#### To do:
Throughout the records below, find the lines with the string "Call" and give how many there are, nothing else.
▬▬▬
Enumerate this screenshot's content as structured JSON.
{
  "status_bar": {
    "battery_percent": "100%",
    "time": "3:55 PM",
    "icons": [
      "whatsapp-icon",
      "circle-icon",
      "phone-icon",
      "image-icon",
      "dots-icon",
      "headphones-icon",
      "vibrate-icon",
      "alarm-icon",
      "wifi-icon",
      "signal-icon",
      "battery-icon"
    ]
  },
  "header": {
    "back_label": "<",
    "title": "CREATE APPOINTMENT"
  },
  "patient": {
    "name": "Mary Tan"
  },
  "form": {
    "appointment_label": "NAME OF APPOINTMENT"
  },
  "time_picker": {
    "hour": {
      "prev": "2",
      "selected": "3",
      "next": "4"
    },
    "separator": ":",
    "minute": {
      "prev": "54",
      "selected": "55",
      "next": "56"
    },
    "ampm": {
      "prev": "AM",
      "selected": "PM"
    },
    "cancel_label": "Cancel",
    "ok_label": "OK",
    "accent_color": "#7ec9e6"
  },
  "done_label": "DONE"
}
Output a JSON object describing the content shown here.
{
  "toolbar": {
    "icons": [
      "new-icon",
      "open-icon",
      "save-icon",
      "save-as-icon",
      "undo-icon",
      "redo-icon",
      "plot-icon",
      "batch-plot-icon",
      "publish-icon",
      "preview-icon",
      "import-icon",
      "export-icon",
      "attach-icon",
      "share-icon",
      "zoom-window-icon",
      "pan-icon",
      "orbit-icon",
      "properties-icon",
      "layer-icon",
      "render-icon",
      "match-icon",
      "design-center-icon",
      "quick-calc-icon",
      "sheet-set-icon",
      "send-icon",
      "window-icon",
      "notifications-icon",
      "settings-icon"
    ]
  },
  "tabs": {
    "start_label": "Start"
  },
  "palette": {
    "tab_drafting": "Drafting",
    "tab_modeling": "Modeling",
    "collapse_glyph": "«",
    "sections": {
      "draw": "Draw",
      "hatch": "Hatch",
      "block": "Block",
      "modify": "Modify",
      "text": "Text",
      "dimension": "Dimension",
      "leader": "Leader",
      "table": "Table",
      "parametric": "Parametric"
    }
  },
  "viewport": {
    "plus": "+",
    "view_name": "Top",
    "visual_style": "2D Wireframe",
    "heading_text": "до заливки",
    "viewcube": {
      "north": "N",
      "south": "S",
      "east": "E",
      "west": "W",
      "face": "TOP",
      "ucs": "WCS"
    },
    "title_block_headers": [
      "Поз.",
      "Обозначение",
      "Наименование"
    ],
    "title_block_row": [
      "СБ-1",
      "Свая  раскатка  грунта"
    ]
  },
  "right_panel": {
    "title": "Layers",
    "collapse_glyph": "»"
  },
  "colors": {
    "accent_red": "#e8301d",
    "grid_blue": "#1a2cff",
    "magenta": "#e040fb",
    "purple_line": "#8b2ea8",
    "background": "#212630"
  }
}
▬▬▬
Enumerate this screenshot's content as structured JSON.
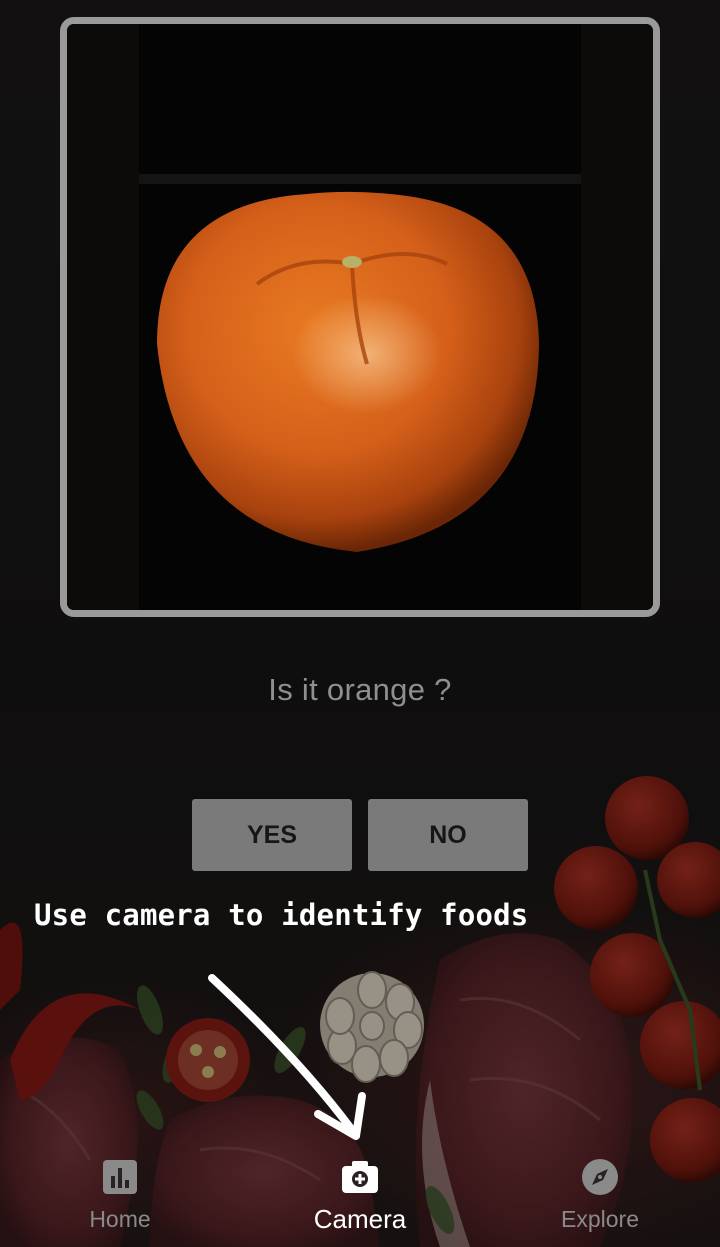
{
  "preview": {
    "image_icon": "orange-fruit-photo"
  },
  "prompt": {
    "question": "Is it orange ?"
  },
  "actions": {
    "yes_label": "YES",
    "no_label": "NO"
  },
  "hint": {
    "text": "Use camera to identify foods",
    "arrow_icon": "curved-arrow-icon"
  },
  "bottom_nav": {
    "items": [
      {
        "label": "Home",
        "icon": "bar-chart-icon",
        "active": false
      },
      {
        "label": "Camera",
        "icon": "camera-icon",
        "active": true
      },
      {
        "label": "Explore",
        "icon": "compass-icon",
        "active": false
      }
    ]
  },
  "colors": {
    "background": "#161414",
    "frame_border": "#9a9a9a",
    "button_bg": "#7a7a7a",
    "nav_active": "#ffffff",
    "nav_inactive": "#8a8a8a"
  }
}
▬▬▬
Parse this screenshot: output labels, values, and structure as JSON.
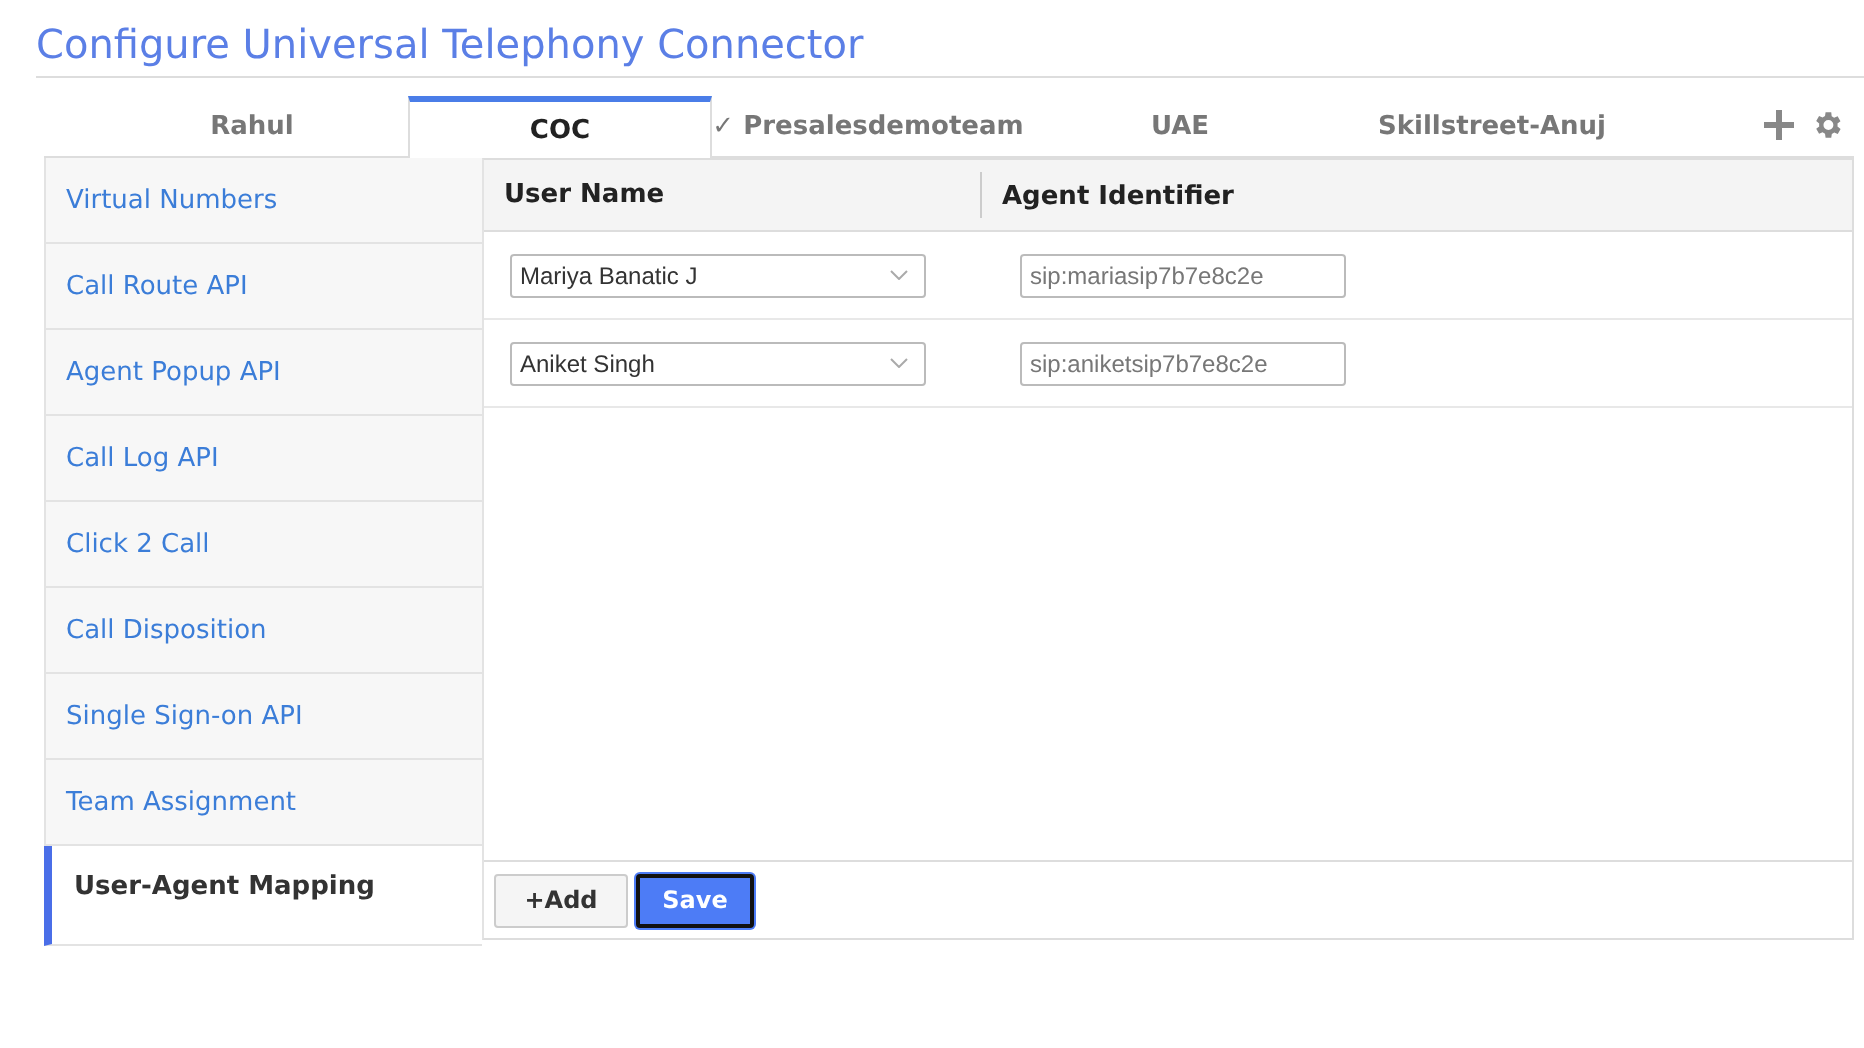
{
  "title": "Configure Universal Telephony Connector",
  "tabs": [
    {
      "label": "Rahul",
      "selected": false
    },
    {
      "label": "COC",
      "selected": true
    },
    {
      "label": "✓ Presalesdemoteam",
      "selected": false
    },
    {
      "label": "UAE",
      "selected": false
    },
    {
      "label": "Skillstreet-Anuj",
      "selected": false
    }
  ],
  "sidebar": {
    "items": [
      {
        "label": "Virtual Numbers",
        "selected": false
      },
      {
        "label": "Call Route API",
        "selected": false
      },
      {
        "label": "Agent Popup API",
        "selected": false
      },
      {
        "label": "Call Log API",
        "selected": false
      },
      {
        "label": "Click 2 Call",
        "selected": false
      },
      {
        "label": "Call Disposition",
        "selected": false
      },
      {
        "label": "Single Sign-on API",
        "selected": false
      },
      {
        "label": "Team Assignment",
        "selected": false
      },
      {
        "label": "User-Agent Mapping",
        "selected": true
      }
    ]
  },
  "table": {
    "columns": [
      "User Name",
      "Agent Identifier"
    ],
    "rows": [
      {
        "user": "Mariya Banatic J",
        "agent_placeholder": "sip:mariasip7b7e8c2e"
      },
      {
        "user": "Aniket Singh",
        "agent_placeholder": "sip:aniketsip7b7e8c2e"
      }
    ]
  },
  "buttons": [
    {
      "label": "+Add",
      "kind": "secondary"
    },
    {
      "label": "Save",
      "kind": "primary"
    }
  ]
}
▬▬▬
#### Expected answer:
4